Crayon Pop’s “Bar Bar Bar” also gained limited fame after a cover performance on Ellen by twins Yony and Zony. The song ended up being playing on ABC’s Selfie, when John Cho’s character questioned why people think that all Koreans like K-pop.

2015 was pretty quiet for K-pop on U.S. television, but 2016 saw some major movement, beginning in January when Family Guy featured Sistar and their song "Touch My Body," and also had Peter and his bros parodying Hyuna's "Bubble Pop."

Later that year, Conan O’Brien went to Korea and filmed a music video with J.Y. Park, featuring Twice and Wonder Girls. 2NE1 frontwoman CL also hit up the late-night shows, performing her American debut song “Lifted” in September on The Late Late Show With James Corden.

September also saw Girls’ Generation teach the dance to their 2009 hit “Gee” to the Better Late Than Never stars when they made a stop in South Korea for their travel reality show. But things have been quiet since then on the mainstream television front -- although Vice explored K-pop through a Viceland documentary in January.

BTS at the BBMAs will mark the first big moment for K-pop on American television in 2017, but hopefully it won’t be the last, as K-pop continued to grow in America's pop culture consciousness.

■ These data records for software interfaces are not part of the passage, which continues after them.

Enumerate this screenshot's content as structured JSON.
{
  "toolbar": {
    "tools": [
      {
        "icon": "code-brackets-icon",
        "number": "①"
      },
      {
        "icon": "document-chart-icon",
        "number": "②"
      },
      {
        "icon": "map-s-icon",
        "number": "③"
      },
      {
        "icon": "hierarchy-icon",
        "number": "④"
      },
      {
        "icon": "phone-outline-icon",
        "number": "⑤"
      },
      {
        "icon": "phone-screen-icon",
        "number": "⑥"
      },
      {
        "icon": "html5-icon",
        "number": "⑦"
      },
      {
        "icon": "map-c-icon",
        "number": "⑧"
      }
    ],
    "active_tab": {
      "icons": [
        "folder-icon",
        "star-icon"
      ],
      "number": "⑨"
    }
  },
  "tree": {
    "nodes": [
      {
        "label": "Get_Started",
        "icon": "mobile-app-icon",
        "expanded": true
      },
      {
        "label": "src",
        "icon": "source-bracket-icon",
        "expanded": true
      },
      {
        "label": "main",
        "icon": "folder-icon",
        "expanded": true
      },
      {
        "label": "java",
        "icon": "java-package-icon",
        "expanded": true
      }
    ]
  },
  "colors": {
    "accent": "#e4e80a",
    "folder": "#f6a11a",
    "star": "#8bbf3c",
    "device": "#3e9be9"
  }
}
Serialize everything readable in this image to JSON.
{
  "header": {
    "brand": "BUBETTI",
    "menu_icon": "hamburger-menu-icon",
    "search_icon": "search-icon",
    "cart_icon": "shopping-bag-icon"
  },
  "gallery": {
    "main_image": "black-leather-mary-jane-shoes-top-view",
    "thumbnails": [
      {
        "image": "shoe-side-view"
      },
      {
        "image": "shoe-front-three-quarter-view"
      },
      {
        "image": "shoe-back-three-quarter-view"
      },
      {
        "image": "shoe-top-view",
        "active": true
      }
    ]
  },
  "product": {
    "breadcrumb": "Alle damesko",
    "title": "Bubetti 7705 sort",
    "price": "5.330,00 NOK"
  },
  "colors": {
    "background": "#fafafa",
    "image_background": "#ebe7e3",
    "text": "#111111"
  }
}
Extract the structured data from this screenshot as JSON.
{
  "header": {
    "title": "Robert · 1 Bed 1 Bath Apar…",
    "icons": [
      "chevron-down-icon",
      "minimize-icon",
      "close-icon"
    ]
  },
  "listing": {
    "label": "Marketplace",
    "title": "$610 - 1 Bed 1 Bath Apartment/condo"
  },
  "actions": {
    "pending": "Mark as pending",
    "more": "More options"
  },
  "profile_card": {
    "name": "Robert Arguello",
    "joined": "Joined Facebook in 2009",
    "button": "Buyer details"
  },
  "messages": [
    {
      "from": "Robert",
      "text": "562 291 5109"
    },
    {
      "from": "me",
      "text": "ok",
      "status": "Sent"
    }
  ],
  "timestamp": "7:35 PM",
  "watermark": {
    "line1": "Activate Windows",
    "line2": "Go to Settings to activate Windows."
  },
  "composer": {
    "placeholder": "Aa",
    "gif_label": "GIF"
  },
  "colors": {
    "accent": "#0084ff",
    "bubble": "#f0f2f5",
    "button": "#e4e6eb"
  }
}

Watch the group’s Billboard live stream to catch up on all you need to know about them: